aspects of gender-based violence
and HIV. The various links between
gender-based violence and HIV are
significant, multi-faceted, growing
and yet, under-recognised. The
session was therefore a welcome
feature of the conference agenda.
The first abstract was presented by
Graeme Hoddinott, of the University
of Stellenbosch in South Africa, and
entitled ‘When your life is threatened,
HIV is a peripheral concern: Qualitative
perceptions of HIV risk and
crime/violence in 9 HPTN 071 (PopART)
community sites in South Africa’.
The research explored the relative
perceptions and prioritising of risks
of HIV transmission in communities
affected by high levels of violence.
The study found that violence both
increases the risk of HIV exposure
and transmission, and creates a
structural barrier to the uptake of HIV
prevention, as avoiding violence is
prioritised more highly.
The second presentation, by Tamil
Kendall, Harvard School of Public
Health and Balance, covered the
findings of a four-country study
into the forced and coerced
sterilisation of women living with
HIV in Mesoamerica. In a
community-based survey of 285
women living with HIV, the study
found 23% of women responding
had experienced forced and coerced
sterilisation. This included women
given false information about the
prevention of vertical transmission
or the potential risks in terms of
health outcomes. Others were
denied choice, and told that as a
woman living with HIV it was not
possible to refuse. Coercion was
also experienced through the denial
or threatened denial of services
including caesereans.
Forced sterilisation was also
reported, including women who
believed the consent form they were
signing related to other treatment
or procedures. In one example, a
woman in Mexico was sterilised
while under anaesthetic for another
procedure, and her thumb was
inked to provide a thumbprint to
show ‘consent’.
The study authors conclude that
there is evidence that HIV-related
discrimination motivates healthcare
workers to commit these violations,
and consequently recommend that
providers are educated about HIV
and reproductive rights. Further,
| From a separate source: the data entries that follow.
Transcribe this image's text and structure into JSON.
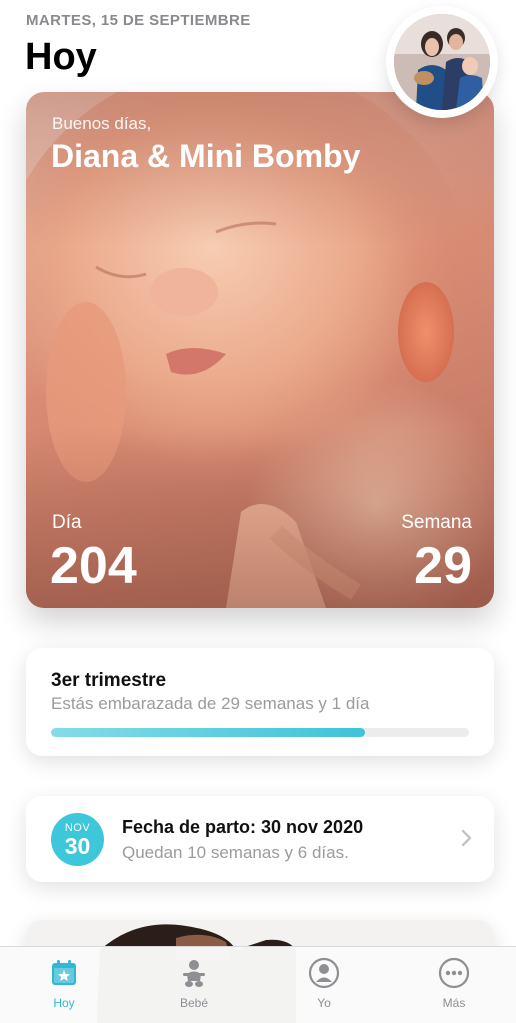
{
  "header": {
    "date": "MARTES, 15 DE SEPTIEMBRE",
    "title": "Hoy"
  },
  "hero": {
    "greeting": "Buenos días,",
    "names": "Diana & Mini Bomby",
    "day_label": "Día",
    "day_value": "204",
    "week_label": "Semana",
    "week_value": "29"
  },
  "trimester": {
    "title": "3er trimestre",
    "subtitle": "Estás embarazada de 29 semanas y 1 día",
    "progress_percent": 75
  },
  "due_date": {
    "month": "NOV",
    "day": "30",
    "title": "Fecha de parto: 30 nov 2020",
    "subtitle": "Quedan 10 semanas y 6 días."
  },
  "tabs": [
    {
      "label": "Hoy",
      "icon": "calendar-star-icon",
      "active": true
    },
    {
      "label": "Bebé",
      "icon": "baby-icon",
      "active": false
    },
    {
      "label": "Yo",
      "icon": "mother-icon",
      "active": false
    },
    {
      "label": "Más",
      "icon": "more-icon",
      "active": false
    }
  ],
  "colors": {
    "accent": "#3ec6db",
    "tab_active": "#34b8d2",
    "tab_inactive": "#8e8e93"
  }
}
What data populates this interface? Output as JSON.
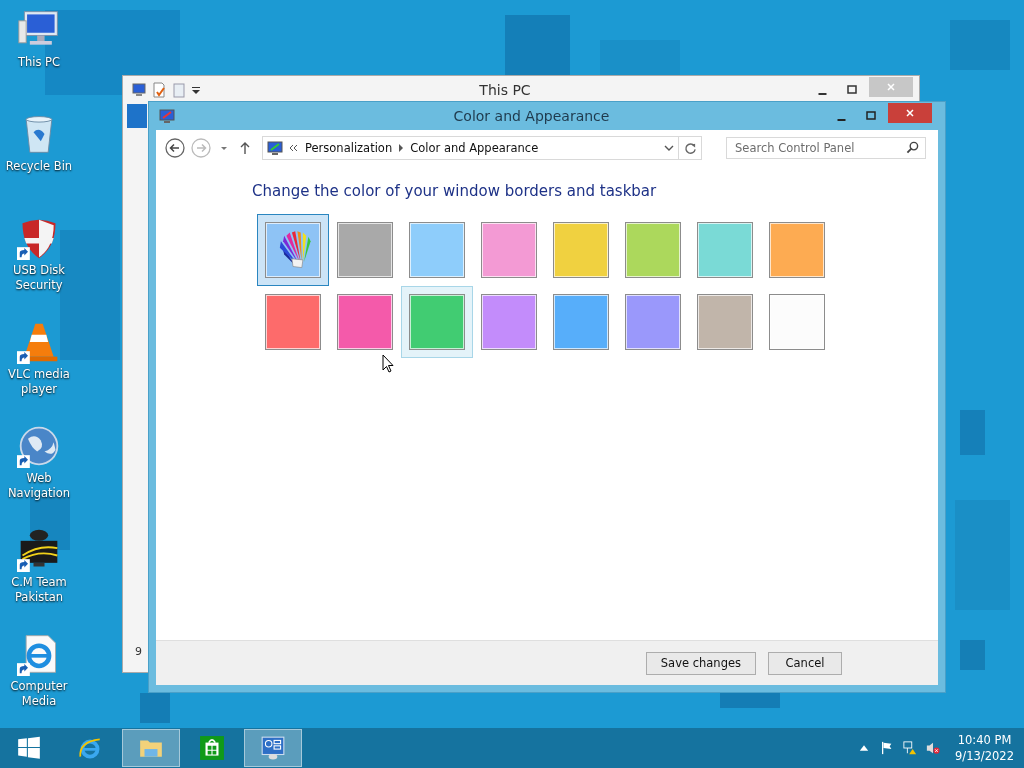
{
  "desktop_icons": [
    {
      "label": "This PC",
      "kind": "pc",
      "shortcut": false
    },
    {
      "label": "Recycle Bin",
      "kind": "bin",
      "shortcut": false
    },
    {
      "label": "USB Disk Security",
      "kind": "shield",
      "shortcut": true
    },
    {
      "label": "VLC media player",
      "kind": "cone",
      "shortcut": true
    },
    {
      "label": "Web Navigation",
      "kind": "globe",
      "shortcut": true
    },
    {
      "label": "C.M Team Pakistan",
      "kind": "cm",
      "shortcut": true
    },
    {
      "label": "Computer Media",
      "kind": "ie",
      "shortcut": true
    }
  ],
  "back_window": {
    "title": "This PC",
    "status_text": "9"
  },
  "window": {
    "title": "Color and Appearance",
    "breadcrumb": [
      {
        "label": "Personalization"
      },
      {
        "label": "Color and Appearance"
      }
    ],
    "search": {
      "placeholder": "Search Control Panel"
    },
    "heading": "Change the color of your window borders and taskbar",
    "swatches": [
      {
        "kind": "auto",
        "selected": true,
        "hovered": false
      },
      {
        "kind": "color",
        "color": "#a9a9a9",
        "selected": false,
        "hovered": false
      },
      {
        "kind": "color",
        "color": "#8ecdfb",
        "selected": false,
        "hovered": false
      },
      {
        "kind": "color",
        "color": "#f39ad4",
        "selected": false,
        "hovered": false
      },
      {
        "kind": "color",
        "color": "#f0d140",
        "selected": false,
        "hovered": false
      },
      {
        "kind": "color",
        "color": "#acd85c",
        "selected": false,
        "hovered": false
      },
      {
        "kind": "color",
        "color": "#7adad6",
        "selected": false,
        "hovered": false
      },
      {
        "kind": "color",
        "color": "#fdab52",
        "selected": false,
        "hovered": false
      },
      {
        "kind": "color",
        "color": "#fd6b6b",
        "selected": false,
        "hovered": false
      },
      {
        "kind": "color",
        "color": "#f45aaa",
        "selected": false,
        "hovered": false
      },
      {
        "kind": "color",
        "color": "#41cc72",
        "selected": false,
        "hovered": true
      },
      {
        "kind": "color",
        "color": "#c38cfb",
        "selected": false,
        "hovered": false
      },
      {
        "kind": "color",
        "color": "#57aefa",
        "selected": false,
        "hovered": false
      },
      {
        "kind": "color",
        "color": "#9a98fb",
        "selected": false,
        "hovered": false
      },
      {
        "kind": "color",
        "color": "#c1b5aa",
        "selected": false,
        "hovered": false
      },
      {
        "kind": "color",
        "color": "#fcfcfc",
        "selected": false,
        "hovered": false
      }
    ],
    "buttons": [
      "Save changes",
      "Cancel"
    ]
  },
  "taskbar": {
    "apps": [
      {
        "kind": "start",
        "active": false
      },
      {
        "kind": "ie",
        "active": false
      },
      {
        "kind": "explorer",
        "active": true
      },
      {
        "kind": "store",
        "active": false
      },
      {
        "kind": "control",
        "active": true
      }
    ],
    "time": "10:40 PM",
    "date": "9/13/2022"
  }
}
that informed consent should
require comprehensive education
and information on SRHR and
vertical transmission. Finally, they
recommend state mechanisms to
investigate and sanction coercive
and forced sterilisation.
Andy Gibbs from the University of
KwaZulu Natal HEARD programme
in South Africa presented a
livelihoods strengthening
intervention with young people
in informal settlements. Utilising
the Stepping Stones manual
developed by Alice Welbourn, and
Creating Futures, a livelihoods
programme developed for the
study, the intervention comprised
both gender and livelihoods
elements. The study outcomes
demonstrate higher monthly
incomes and greater shock
…there is
evidence that
HIV-related
discrimination
motivates
healthcare
workers to
commit these
violations…
www.aln.org.za www.arasa.info www.athenanetwork.org
Supported by Oxfam